“I went into the program to learn more skills as an artist”
Emilia Alareak has worked for years sewing her own creations at home.
But the 30-year-old Arviat seamstress is working on a new kind of parka this week — made from metal.
Looking to expand her skills, Alareak signed up to take part in the hamlet’s new artistic welding workshop, from Aug. 24 to Sept.1.
“I wanted to learn something new,” Alareak said in Inuktitut, through an interpreter. “I went into the program to learn more skills as an artist.”
Nunavummiut in most communities have to leave home to get specialized training.
Arviat is a community that’s led the way in developing local programming. In recent years, the hamlet has responded to a demand for local trades training, largely focused on helping youth find work in the region’s mining industry.
Now, the hamlet is expanding that training to the community’s artistic community.
If you walk into its welding shop this week, you’ll find multi-media depictions of an eagle, a qajaq and even a miniature village in the works.
Michelle Malla, the hamlet’s economic development officer, said a local training advisory group met in 2015 to look at future programming options for the community of roughly 3,000 — half who are under the age of 20.
“We had a discussion about what to do with the growing amount of metal in the local dump, and how to put youth or recent graduates to work,” Malla said.

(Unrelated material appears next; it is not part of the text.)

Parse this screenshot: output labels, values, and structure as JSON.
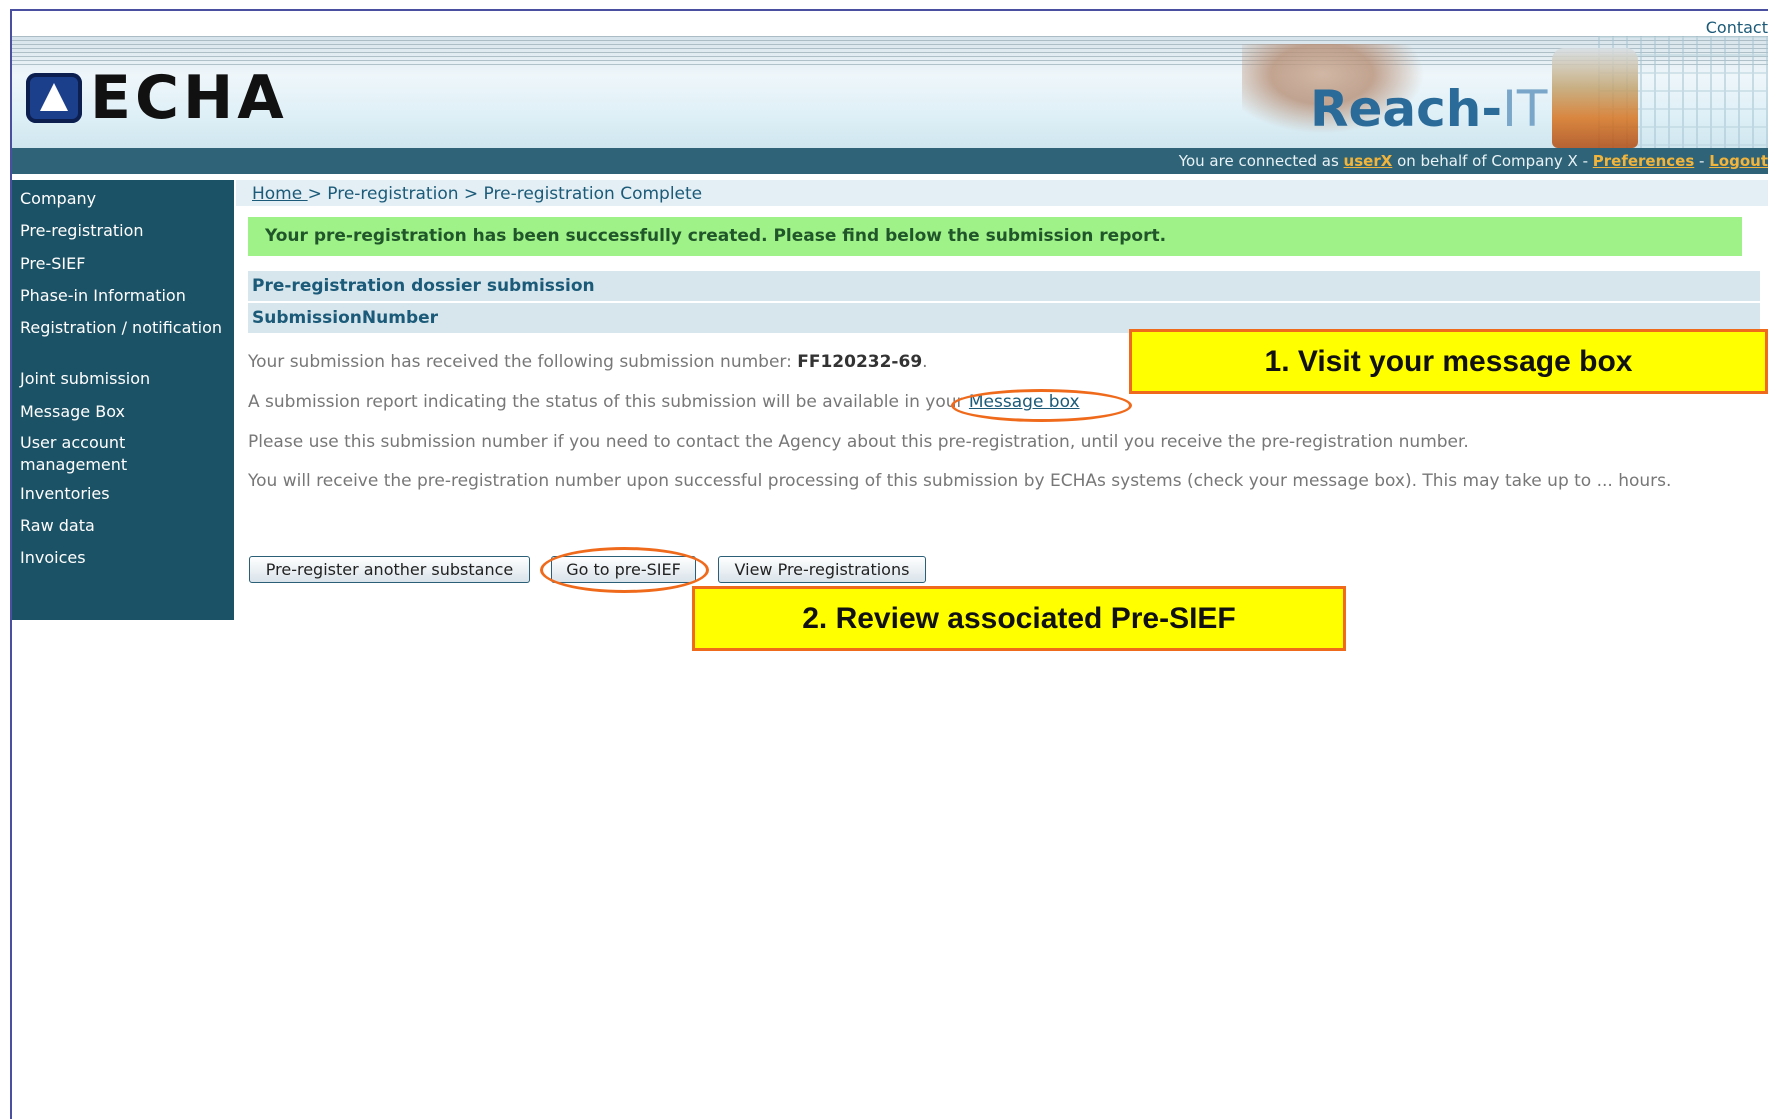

As it has in past training workshops, the hamlet teamed up with instructors at the Ontario-based Northern College to deliver Artistic 3D Art Welding at home in the Kivalliq community, to seven students.
The program is also funded in part by the Government of Nunavut’s department of Economic Development and Transportation, with the goal of promoting artistic development among Inuit youth in the community.
“It is innovative,” the department said in an emailed statement. “It seeks to introduce an artistic medium to Nunavut while at the same time showing young people an important and high-in-demand trade such as welding.”
Welding and shaping metal has practical purposes in industries like construction and mining, but what about Arviat’s arts industry?
“For these students, we’re hoping they’ll start doing crafts and selling them to local stores or [directly] to visitors,” Malla said.
Alareak plans to keep her metal parka, complete with fur trim, at home for herself, but hopes to experiment with other metal sculpture this fall.
While she might have been the only woman participant this week, Alareak she said she’d recommend the course to anyone.
The hamlet will offer more programming for residents over the fall and winter months, including a Mechanical Welding Trade program in September and a Word Readiness workshop later in the fall. Residents can contact the hamlet office for more details at (867) 857-2841.